§ **WORK INSTRUCTION**: Write out every line below that contains "JSON".

┌────────

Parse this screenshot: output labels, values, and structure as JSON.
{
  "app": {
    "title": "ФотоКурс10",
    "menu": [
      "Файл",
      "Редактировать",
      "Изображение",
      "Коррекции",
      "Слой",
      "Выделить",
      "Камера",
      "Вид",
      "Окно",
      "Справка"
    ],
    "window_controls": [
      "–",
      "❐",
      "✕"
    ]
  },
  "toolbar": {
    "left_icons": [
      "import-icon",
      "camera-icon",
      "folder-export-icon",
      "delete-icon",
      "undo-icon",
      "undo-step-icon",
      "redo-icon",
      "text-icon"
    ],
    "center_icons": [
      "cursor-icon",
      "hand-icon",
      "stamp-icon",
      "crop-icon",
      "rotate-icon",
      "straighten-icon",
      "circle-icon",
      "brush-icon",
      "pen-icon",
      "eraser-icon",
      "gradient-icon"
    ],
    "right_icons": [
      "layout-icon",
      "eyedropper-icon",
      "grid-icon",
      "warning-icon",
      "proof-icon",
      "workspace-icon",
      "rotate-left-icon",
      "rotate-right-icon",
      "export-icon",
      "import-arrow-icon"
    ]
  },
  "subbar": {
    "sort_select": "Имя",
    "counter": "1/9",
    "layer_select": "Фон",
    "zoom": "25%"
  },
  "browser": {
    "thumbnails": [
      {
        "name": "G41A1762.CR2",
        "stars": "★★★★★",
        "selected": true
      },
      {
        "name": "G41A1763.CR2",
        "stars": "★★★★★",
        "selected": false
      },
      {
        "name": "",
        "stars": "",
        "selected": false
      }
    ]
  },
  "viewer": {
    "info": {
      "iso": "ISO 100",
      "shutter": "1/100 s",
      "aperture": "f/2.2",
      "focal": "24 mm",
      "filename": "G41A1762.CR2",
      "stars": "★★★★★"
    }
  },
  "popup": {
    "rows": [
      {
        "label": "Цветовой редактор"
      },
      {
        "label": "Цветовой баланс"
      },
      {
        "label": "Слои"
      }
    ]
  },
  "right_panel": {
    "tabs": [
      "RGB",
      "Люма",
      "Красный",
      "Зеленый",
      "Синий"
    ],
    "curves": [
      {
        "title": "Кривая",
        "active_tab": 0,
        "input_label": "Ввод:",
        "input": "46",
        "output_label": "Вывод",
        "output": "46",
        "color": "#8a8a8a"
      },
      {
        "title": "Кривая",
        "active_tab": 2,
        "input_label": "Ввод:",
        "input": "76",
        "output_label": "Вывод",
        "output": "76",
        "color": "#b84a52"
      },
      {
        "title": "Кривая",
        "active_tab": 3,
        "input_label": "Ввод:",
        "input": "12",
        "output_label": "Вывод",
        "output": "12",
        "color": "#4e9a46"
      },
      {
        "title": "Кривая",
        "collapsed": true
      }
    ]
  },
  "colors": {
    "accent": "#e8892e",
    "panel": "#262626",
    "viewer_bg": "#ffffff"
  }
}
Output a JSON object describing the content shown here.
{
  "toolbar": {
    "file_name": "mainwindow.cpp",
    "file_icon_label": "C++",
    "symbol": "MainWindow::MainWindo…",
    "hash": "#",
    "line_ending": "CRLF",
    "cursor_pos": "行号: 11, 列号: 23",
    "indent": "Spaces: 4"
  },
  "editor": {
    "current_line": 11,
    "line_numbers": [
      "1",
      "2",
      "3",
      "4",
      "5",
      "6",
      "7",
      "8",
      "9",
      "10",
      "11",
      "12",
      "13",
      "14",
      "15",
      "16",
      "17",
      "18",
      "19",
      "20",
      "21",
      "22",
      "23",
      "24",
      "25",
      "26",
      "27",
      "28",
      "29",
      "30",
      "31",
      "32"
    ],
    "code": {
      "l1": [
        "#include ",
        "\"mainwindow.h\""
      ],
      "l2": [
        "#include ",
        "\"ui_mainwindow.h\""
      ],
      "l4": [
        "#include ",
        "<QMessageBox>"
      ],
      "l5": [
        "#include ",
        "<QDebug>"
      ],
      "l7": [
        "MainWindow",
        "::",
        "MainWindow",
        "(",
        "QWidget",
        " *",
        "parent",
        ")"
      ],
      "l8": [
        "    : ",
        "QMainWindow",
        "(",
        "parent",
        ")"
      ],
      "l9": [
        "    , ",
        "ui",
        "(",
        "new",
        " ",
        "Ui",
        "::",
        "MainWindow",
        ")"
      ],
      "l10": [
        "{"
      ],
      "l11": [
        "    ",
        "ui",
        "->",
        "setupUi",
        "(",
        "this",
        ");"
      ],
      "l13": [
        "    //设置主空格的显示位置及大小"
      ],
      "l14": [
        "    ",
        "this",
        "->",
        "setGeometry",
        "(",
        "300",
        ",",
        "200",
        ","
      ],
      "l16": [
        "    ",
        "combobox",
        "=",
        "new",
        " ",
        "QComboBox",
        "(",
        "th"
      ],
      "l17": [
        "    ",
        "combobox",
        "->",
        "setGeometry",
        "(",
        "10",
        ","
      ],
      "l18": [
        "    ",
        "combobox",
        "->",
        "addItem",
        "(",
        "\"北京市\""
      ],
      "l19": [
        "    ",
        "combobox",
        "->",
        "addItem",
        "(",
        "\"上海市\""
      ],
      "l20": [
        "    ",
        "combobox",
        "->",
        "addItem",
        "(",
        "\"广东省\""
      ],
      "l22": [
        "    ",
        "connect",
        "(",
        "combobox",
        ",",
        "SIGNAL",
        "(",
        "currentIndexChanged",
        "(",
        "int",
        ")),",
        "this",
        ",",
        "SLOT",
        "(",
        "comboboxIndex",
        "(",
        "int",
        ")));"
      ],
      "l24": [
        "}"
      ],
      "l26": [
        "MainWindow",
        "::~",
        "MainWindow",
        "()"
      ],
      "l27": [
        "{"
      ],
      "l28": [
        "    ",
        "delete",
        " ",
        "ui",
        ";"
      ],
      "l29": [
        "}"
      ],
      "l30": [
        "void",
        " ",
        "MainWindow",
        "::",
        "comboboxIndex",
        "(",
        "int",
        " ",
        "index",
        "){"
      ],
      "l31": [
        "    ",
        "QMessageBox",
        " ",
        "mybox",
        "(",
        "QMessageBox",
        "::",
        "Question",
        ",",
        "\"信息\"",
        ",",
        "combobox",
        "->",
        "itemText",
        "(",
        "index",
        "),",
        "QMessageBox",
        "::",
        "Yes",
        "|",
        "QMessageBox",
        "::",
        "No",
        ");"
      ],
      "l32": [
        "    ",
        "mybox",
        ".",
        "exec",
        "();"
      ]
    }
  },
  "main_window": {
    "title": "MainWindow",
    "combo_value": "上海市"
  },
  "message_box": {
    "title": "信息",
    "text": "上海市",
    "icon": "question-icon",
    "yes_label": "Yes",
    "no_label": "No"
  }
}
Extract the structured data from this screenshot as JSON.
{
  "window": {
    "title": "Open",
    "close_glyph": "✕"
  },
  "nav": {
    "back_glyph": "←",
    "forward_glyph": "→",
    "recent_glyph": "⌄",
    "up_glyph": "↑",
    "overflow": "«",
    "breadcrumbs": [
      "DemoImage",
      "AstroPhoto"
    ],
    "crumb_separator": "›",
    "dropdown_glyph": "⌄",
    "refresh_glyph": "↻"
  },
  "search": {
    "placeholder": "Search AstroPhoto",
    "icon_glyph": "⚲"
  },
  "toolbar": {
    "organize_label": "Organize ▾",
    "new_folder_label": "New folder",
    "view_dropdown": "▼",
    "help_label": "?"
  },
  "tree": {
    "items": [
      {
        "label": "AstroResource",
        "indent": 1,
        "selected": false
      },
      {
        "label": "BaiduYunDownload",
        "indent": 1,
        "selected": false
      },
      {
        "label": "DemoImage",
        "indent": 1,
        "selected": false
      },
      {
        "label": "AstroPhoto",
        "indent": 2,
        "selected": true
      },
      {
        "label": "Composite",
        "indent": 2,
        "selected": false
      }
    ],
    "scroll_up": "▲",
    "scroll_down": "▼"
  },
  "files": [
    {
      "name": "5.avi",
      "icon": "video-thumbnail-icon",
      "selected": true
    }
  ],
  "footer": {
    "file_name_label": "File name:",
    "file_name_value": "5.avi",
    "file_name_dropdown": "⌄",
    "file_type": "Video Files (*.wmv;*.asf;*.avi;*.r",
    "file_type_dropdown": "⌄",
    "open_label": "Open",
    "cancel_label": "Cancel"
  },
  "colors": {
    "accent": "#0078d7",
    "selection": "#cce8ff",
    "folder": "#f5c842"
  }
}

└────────

§ **SOLUTION TO THE EXERCISE**:
Parse this screenshot: output labels, values, and structure as JSON.
Output a JSON object describing the content shown here.
Extract the structured data from this screenshot as JSON.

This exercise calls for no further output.